Join David Andrade for an in-depth discussion in this video Set up the Blender interface for character animation, part of Creating a Finished Character Animation in Blender.
- The next step in our Character Animation Workflow is setting up Blender and bringing our character, Arthur, into the scene. Now, the first thing we're going to want to do is to delete this cube. So hit x and just click Delete. Now, the next step is to click on File, go to User Preferences, and click on Input. Now, I like to select with the left mouse button, so I'm going to click on Left. Next, I'm going to click on Add-ons, and I'm going to go to Install from File. Look for the Exercise Files, and you're going to find BlenRig_scripts_216.
Click on it, and go to Install from File. Now, if this doesn't come up for any reason, up here in this little search bar, type in B-L-E-N-R and you'll see it pop right up. Just click this checkbox. Next, we're going to go to File and turn on Auto Run Python Scripts. And I like to have my saved versions up to at least five. That means every time I save a file, Blender will make an incremental save of it. Finally, go to System, scroll down a little bit, and make sure that you have any video card support turned on.
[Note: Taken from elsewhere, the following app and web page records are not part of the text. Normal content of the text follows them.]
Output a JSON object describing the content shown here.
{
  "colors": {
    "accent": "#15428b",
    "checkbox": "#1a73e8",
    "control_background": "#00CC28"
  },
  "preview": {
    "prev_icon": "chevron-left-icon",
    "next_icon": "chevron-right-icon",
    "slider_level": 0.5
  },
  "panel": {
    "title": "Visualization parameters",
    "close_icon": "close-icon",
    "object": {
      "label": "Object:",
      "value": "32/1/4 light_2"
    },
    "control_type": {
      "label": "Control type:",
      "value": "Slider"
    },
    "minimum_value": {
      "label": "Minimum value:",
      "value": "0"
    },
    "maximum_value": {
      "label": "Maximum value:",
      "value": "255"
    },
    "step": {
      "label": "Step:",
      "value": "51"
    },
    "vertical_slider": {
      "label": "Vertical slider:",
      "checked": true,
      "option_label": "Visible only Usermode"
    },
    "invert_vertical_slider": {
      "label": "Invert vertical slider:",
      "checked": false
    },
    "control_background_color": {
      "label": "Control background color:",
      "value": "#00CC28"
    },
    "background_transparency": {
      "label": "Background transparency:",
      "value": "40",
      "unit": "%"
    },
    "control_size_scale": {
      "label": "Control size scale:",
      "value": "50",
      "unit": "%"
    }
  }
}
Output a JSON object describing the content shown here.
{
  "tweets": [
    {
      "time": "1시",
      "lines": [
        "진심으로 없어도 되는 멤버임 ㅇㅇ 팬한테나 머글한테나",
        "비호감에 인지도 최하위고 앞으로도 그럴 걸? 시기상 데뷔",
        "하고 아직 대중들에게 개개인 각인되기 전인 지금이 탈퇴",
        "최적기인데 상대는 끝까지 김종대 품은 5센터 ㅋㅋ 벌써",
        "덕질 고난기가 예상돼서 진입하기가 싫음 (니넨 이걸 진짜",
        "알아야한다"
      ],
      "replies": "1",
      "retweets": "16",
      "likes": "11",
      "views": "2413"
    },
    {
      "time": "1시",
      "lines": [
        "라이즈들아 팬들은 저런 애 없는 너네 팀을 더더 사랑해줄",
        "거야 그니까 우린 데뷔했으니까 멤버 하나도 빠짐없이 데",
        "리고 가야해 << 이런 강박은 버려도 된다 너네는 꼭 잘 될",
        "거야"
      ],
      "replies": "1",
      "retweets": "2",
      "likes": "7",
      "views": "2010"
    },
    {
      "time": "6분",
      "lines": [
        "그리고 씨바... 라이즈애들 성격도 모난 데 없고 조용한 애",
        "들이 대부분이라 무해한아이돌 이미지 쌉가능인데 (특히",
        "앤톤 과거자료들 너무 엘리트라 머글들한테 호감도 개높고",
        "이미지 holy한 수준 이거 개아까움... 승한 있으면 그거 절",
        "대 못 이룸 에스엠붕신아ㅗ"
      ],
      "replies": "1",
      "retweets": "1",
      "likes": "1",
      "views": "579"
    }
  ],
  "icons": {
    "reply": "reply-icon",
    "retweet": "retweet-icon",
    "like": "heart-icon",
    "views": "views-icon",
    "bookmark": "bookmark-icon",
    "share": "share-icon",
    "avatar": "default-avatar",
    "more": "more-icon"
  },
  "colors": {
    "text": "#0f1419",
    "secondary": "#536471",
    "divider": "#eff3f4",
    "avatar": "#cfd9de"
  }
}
In this case, I have an OpenCL button, and here's my graphics card. If you don't have this, it's okay. You can use Blender just fine. Finally, go to Save User Settings. Okay, now let's bring in Arthur. Now, to bring Arthur into the scene, you'll need to click on File, Link, and look for Arthur.blend under your Exercise Files. Once you click on here, you'll see a new list of folders. You're going to want to click on Group and select both arthur_high and low by shift-clicking them.
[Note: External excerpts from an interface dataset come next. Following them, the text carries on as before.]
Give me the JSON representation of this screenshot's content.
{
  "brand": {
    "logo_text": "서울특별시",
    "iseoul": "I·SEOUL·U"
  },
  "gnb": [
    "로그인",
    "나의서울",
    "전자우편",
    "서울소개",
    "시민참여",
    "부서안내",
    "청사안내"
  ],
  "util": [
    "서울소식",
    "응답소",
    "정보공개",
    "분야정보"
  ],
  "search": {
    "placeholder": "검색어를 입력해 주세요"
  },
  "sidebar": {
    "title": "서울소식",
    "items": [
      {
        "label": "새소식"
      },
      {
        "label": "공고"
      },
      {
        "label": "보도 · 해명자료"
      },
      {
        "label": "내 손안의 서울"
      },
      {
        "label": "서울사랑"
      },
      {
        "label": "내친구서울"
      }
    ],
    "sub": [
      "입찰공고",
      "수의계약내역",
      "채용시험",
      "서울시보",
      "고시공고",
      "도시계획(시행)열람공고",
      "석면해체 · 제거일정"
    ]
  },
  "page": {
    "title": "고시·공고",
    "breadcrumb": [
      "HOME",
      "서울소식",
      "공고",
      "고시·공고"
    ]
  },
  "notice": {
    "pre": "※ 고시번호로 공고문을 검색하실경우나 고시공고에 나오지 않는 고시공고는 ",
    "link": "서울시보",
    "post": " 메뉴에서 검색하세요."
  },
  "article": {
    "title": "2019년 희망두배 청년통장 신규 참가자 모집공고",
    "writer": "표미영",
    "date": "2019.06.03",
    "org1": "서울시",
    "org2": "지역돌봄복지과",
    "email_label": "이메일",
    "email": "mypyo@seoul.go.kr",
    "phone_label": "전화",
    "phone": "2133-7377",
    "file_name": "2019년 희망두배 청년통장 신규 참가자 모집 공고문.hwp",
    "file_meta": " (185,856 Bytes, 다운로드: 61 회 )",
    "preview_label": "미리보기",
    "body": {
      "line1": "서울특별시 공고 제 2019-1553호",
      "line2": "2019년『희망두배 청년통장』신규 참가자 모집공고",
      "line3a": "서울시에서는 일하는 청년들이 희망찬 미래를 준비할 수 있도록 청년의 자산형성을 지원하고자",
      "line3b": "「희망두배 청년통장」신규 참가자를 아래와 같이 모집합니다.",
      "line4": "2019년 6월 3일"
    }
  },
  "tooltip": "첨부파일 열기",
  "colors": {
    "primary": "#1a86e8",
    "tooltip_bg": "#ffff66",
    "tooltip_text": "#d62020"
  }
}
Finally, click on Link from Library. Okay, to frame up Arthur, you're going to want to do one of two things: Either hit the period on your numpad or go to View, View Selected. Now, Arthur looks gray, but don't worry. All you have to do is click on Blender Render and go down to Cycles Render. And there you go. Now, admittedly, Blender comes with a lot out of the box. But a little customizing can go a long way for your character animation scene.
- Listening to the dialog clip
- Sketching out the animation framework
- Learning how character and facial rig works
- Blocking key character poses
- Getting feedback
- Adjusting appendages
- Matching dialog to the animation
- Cleaning up frames with the Graph Editor
- Lighting and rendering the animation